Abbott Nutrition resumed production at its shuttered Sturgis, Mich., baby formula factory on Saturday, offering hope that a nationwide shortage that had left parents scrambling to find sustenance for their children could ease in the coming weeks.
“We understand the urgent need for formula and our top priority is getting high-quality, safe formula into the hands of families across America,” Abbott said in a statement. “We will ramp production as quickly as we can while meeting all requirements.”
The factory was closed earlier this year after an FDA inspection turned up allegedly unsanitary conditions. The factory produced most of the country’s supply of powdered Similac and was the main producer of specialty formulas, so its closure severely curtailed supplies.
The company has said previously that it will take two weeks for production to fully resume and another six to eight weeks to get the product on store shelves. The plant will prioritize the production of EleCare, a specialty amino acid-based formula for children with multiple allergies, before it ramps up production of its mainstream products. On Saturday, Abbott said it expected to release EleCare “to consumers beginning on or about June 20.”
The FDA on Saturday said that it “is continuing to work diligently to ensure the safe resumption of production of infant formula” at Abbott Nutrition’s Sturgis facility.
The temporary closure of the facility led to a dramatic disappearance of specialty formula, sparking panic among many parents who rely on the products to feed their children. The crisis raised questions about the fragility of the supply chain for a critical food source. Four major companies control 90 percent of the infant formula supply in the United States: Abbott, Gerber, Mead Johnson and Perrigo Nutritionals. Congress and others have heavily criticized FDA leadership, Abbott executives and even the White House for failing to head off the crisis.
FDA Commissioner Robert M. Califf has waffled about when the Sturgis facility would probably be up and running, telling lawmakers on May 19 that it might happen as soon as that following week. In a hearing last week, however, he said problems his agency found there were “beyond the pale” and might require more significant remediation.
The inspection in February took place after two infants were sickened and two others died after consuming contaminated formula, but the source of the contamination is unclear.
Other things might have contaminated the formula before it was consumed and after the product left the manufacturing facility. For instance, in one case bacteria was found on a bottle of distilled water at the infant family’s home.
Abbott says there isn’t clear evidence that the contamination came from the factory. Inspectors found Cronobacter sakazakii bacteria on environmental samples they took outside the main formula production area. They found standing water on the floor because of a leak from valves, as well as moisture and condensation in dry powdered infant formula production areas. They found cracks and pits in dryers as well as duct tape and debris on the floor.
Abbott says it has made a number of upgrades, including replacing a leaking roof and installing nonporous, easily cleanable and sanitary floors to remove the risk of standing water. In addition, Abbott has updated its education, training and safety procedures for employees and visitors, as well as its cleaning and maintenance procedures at the facility.

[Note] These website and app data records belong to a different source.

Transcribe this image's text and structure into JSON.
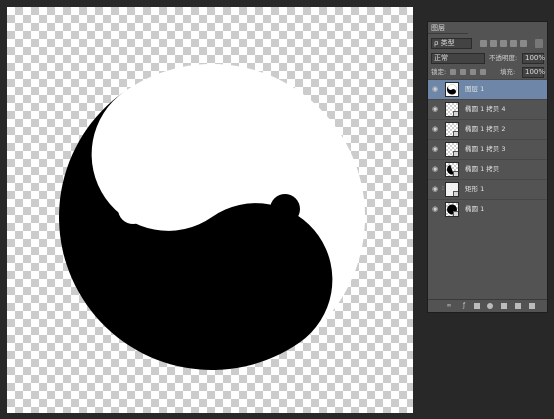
{
  "panel": {
    "tab_label": "图层",
    "filter_kind": "ρ 类型",
    "blend_mode": "正常",
    "opacity_label": "不透明度:",
    "opacity_value": "100%",
    "lock_label": "锁定:",
    "fill_label": "填充:",
    "fill_value": "100%"
  },
  "layers": [
    {
      "name": "图层 1",
      "selected": true,
      "thumb": "yinyang"
    },
    {
      "name": "椭圆 1 拷贝 4",
      "selected": false,
      "thumb": "transparent"
    },
    {
      "name": "椭圆 1 拷贝 2",
      "selected": false,
      "thumb": "transparent"
    },
    {
      "name": "椭圆 1 拷贝 3",
      "selected": false,
      "thumb": "transparent"
    },
    {
      "name": "椭圆 1 拷贝",
      "selected": false,
      "thumb": "half-circle"
    },
    {
      "name": "矩形 1",
      "selected": false,
      "thumb": "white-rect"
    },
    {
      "name": "椭圆 1",
      "selected": false,
      "thumb": "black-circle"
    }
  ],
  "footer_icons": [
    "link-icon",
    "fx-icon",
    "mask-icon",
    "adjustment-icon",
    "folder-icon",
    "new-layer-icon",
    "trash-icon"
  ],
  "colors": {
    "panel_bg": "#535353",
    "selection": "#6e87a8",
    "workspace": "#282828"
  }
}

The facility’s reopening will not immediately lead to fully stocked grocery shelves. Even with Operation Fly Formula bringing in millions of bottles from Australia, the United Kingdom and Germany, data research firm IRI reported that store inventories were still slightly worse in recent weeks when compared with the beginning of May. Parents continue to report difficulty finding the formula they need, with some driving long distances and others paying a premium to buy it online.
One reason shortages persist despite efforts to ramp up production is that domestic producers, including Abbott, have focused on increasing the availability of specialty formulas for children with allergic and digestive disorders. Airlifts of formula from abroad are largely being distributed via pediatricians’ offices and hospitals. Califf has said some of the shortage also stems from parents hoarding formula out of fear they will run out.
Abbott said the EleCare product could reach stores in about 16 days, but it could take weeks for the formula made in Sturgis to fully reach shelves because of the time required for the formula to be dried and safety-tested. The factory makes the type of formula that comes in powdered form and must be mixed with water before feeding. Testing of batches adds days to the production process.
On May 16, Abbott came to an agreement with the FDA to fix safety issues at the factory. Under the consent decree, Abbott agreed to clean and sanitize its facility and all equipment, and to keep its new independent expert on-site to make sure the plant is in compliance with FDA rules. The consent decree also includes requirements for testing products, as well as ceasing production and immediately notifying the FDA if contamination is detected.